Along the back of the Theater are three HDMI 2.1 ports, one of which supports enhanced audio return (eARC). Because of this configuration, the Theater is compatible with the most recent media devices, including consoles. However, due to the MediaTek MT9629, the projector is limited to 4K at 60 frames per second. There are also two USB-A 2.0 ports capable of playing 4K media from a flash drive (though HDR content stutters), a S/PDIF input, a 3.5 mm audio output, and an Ethernet port.
The Formovie Theater can project 4K images with a brightness of up to 2800 ANSI lumens. The lamp in the Theater is 17% brighter than the Xgimi Aura, though the difference is difficult to see at these levels. The Theater, like all projectors, struggles with contrast and displaying a bright enough image. It works well in low-light situations or at night, but even a sliver of sunlight through a slit in the blinds can wash out the image. A dedicated projector screen as well as flat wall is preferable because any texture shows through fairly easily.
In my experience, the projector is very crisp, especially given the size of the images produced by the Theater (up to 150 inches). Even at a larger scale, the picture is clear (mostly). However, there are some limitations. The most serious flaw I discovered is that the projected image becomes blurry along the edges. The edges of the image were always smudgy no matter how I focused it. This was true regardless of the surface behind the image; the border (especially along the top edge) was never as crisp as the image’s centre.
Formovie also claims that the Theater supports HDR10+, which I don’t believe is correct. Standard HDR10 content appeared washed out and lacked contrast, even in dark environments, while the projector technically supports HDR10+. Overall, the image quality is excellent, but there are a few minor but annoying flaws. While these may not bother most people, they will nag you throughout the film.
The Theater includes 2 15 Watt Bowers & Wilkins speakers. At maximum volume, the speakers are very loud (roughly 90 dB from about 6 feet away) but remain clear. There is no audible rattling or distortion. The bass is very full, but the highs are a little lacking. As a result, the sound is slightly bass-heavy, but the overall sound profile is good and provides a rich movie experience. If you want to use an external sound setup, the projector is Dolby Atmos-certified, but the speakers are adequate on their own.

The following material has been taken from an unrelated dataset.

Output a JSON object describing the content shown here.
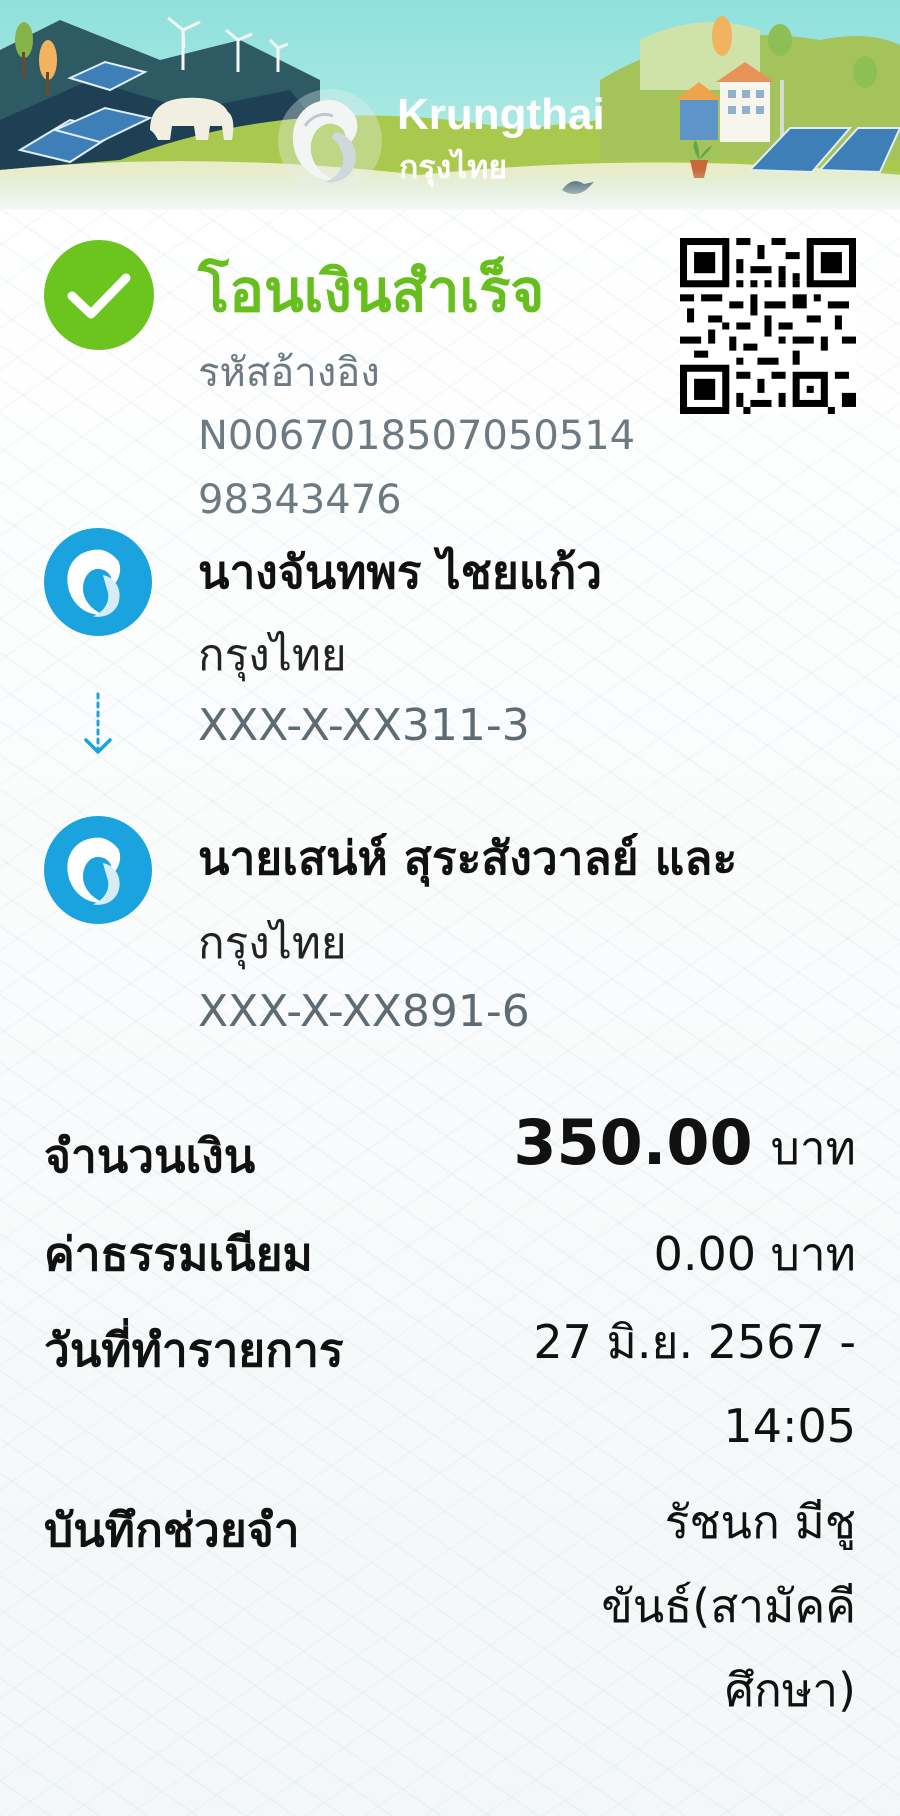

The Theater is powered by Android 11 TV and supports all of the expected apps, with one important exception: Netflix. Other streaming services (such as Disney+, Hulu, and YouTube) function perfectly, and some simple games (such as Crossy Road) are available. For Netflix, Formovie recommends using an external streaming stick, such as a Fire TV Stick, though there are other ways to get the app onto the projector.
The Theater, like other UST projectors, includes a preventative system that turns off the laser if it detects a body nearby to prevent eye damage. Since this system is not enabled by default, parents should enable it when they first set up the projector. The focus and keystone adjustments are manual, which is fine because the Theater isn’t meant to be moved once it’s set up. It also includes a Chromecast, and streaming to this Chromecast is simple.
Except for the seats and popcorn, the Formovie Theater includes everything you’d need for a high-end home theatre experience. It provides excellent picture quality, fantastic colour depth, and a rich sound experience in a small package. However, there are a few issues that prevent me from recommending it.
For one thing, the number of minor annoyances (such as the blurry edges, uneven top border, and lack of Netflix support) add up to a frustrating experience. These could be issues with my review unit, but at this price point (US$3499 at the time of posting), I’d expect more polish.